The Federal Open Market Committee released the minutes from its Jan. 26-27 meeting on Wednesday, and it them the Fed appeared to be not overly concerned about the recent wobbles in the world economy, but nevertheless uncertain about what’s ahead. Or so the minutes seemed to say, since interpreting them is always something of a guessing game. “In assessing the medium-term outlook, participants discussed the extent to which the recent turbulence in global financial markets might restrain U.S. economic activity,” the minutes noted.

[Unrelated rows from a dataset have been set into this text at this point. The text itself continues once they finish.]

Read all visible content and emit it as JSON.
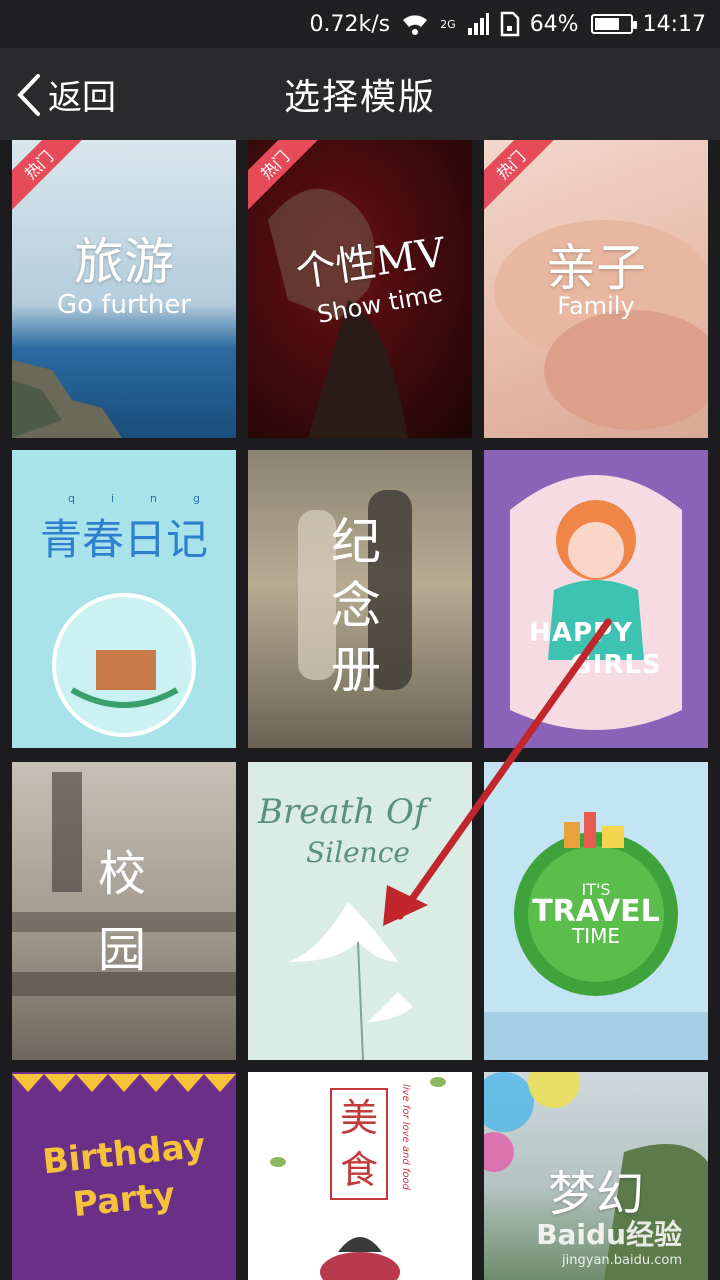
{
  "status": {
    "speed": "0.72k/s",
    "net": "2G",
    "battery": "64%",
    "time": "14:17"
  },
  "header": {
    "back_label": "返回",
    "title": "选择模版"
  },
  "badge_label": "热门",
  "tiles": {
    "travel": {
      "cn": "旅游",
      "en": "Go further"
    },
    "mv": {
      "cn": "个性MV",
      "en": "Show time"
    },
    "family": {
      "cn": "亲子",
      "en": "Family"
    },
    "youth": {
      "cn": "青春日记",
      "pinyin1": "qing",
      "pinyin2": "chun"
    },
    "memorial": {
      "cn": "纪念册"
    },
    "happy": {
      "line1": "HAPPY",
      "line2": "GIRLS"
    },
    "campus": {
      "cn": "校园"
    },
    "breath": {
      "line1": "Breath Of",
      "line2": "Silence"
    },
    "travel_time": {
      "l1": "IT'S",
      "l2": "TRAVEL",
      "l3": "TIME"
    },
    "birthday": {
      "line1": "Birthday",
      "line2": "Party"
    },
    "food": {
      "cn": "美食",
      "side": "live for love and food"
    },
    "dream": {
      "cn": "梦幻"
    }
  },
  "watermark": {
    "brand": "Baidu经验",
    "url": "jingyan.baidu.com"
  }
}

The minutes went on: “While acknowledging the possible adverse effects of the tightening of financial conditions that had occurred, most policymakers thought that the extent to which tighter conditions would persist and what that might imply for the outlook were unclear, and they therefore judged that it was premature to alter appreciably their assessment of the medium-term economic outlook.”

The FOMC did acknowledge that global financial market conditions deteriorated sharply in January, as recent developments in Chinese financial markets and the further decrease in crude oil prices appeared to increase concerns about global economic growth. For the foreseeable future, then, it’s likely that interest rates aren’t going up anywhere: “Market expectations for the policy rates of major foreign central banks, which had risen somewhat after the December FOMC meeting, ended the period lower,” the Fed said.

The Fed minutes also noted that credit continued to be broadly available in the commercial real estate sector. “The growth of CRE loans on banks’ balance sheets remained strong in the fourth quarter, and issuance of CMBS continued at a robust pace in December,” the minutes said. “However, a moderate net percentage of banks reported… that they had tightened standards on CRE loans during the fourth quarter, and credit spreads in CMBS markets continued to widen over the intermeeting period.”